** Opening Given data block **

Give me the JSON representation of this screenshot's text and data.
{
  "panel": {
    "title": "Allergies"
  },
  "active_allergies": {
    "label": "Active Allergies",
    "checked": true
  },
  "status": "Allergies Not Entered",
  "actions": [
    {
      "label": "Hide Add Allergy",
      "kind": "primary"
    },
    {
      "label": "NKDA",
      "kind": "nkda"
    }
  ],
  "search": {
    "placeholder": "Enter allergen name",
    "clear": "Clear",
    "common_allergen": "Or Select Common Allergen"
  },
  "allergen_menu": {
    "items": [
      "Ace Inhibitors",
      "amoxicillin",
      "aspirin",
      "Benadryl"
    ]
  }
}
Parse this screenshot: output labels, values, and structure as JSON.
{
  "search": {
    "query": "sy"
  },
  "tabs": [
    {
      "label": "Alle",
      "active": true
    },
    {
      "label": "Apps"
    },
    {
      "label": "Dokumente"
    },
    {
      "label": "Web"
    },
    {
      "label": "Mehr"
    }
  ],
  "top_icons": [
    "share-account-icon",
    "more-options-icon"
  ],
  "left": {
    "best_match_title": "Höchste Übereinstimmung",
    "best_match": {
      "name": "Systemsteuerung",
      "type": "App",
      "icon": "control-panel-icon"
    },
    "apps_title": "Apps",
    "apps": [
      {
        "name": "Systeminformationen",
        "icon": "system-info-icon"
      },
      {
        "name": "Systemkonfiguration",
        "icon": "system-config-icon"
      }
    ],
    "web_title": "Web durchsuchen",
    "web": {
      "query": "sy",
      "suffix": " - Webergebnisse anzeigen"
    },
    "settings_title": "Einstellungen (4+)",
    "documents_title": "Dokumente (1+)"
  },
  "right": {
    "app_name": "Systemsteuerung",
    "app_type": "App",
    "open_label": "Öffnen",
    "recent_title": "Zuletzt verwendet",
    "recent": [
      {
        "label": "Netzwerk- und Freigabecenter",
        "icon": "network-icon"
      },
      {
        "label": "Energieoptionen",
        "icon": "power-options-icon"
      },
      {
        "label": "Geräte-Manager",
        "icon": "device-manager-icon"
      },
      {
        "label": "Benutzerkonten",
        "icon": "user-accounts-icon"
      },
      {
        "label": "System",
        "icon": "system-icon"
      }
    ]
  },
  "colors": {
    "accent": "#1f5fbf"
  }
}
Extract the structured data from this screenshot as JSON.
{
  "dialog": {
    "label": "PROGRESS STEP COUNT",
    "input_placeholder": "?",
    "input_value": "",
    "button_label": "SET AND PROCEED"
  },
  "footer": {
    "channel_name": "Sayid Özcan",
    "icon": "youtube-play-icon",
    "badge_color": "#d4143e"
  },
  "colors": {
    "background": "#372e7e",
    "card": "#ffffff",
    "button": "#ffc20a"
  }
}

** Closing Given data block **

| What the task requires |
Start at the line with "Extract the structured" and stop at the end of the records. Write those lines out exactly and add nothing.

| Result below |
Extract the structured data from this screenshot as JSON.
{
  "dialog": {
    "label": "PROGRESS STEP COUNT",
    "input_placeholder": "?",
    "input_value": "",
    "button_label": "SET AND PROCEED"
  },
  "footer": {
    "channel_name": "Sayid Özcan",
    "icon": "youtube-play-icon",
    "badge_color": "#d4143e"
  },
  "colors": {
    "background": "#372e7e",
    "card": "#ffffff",
    "button": "#ffc20a"
  }
}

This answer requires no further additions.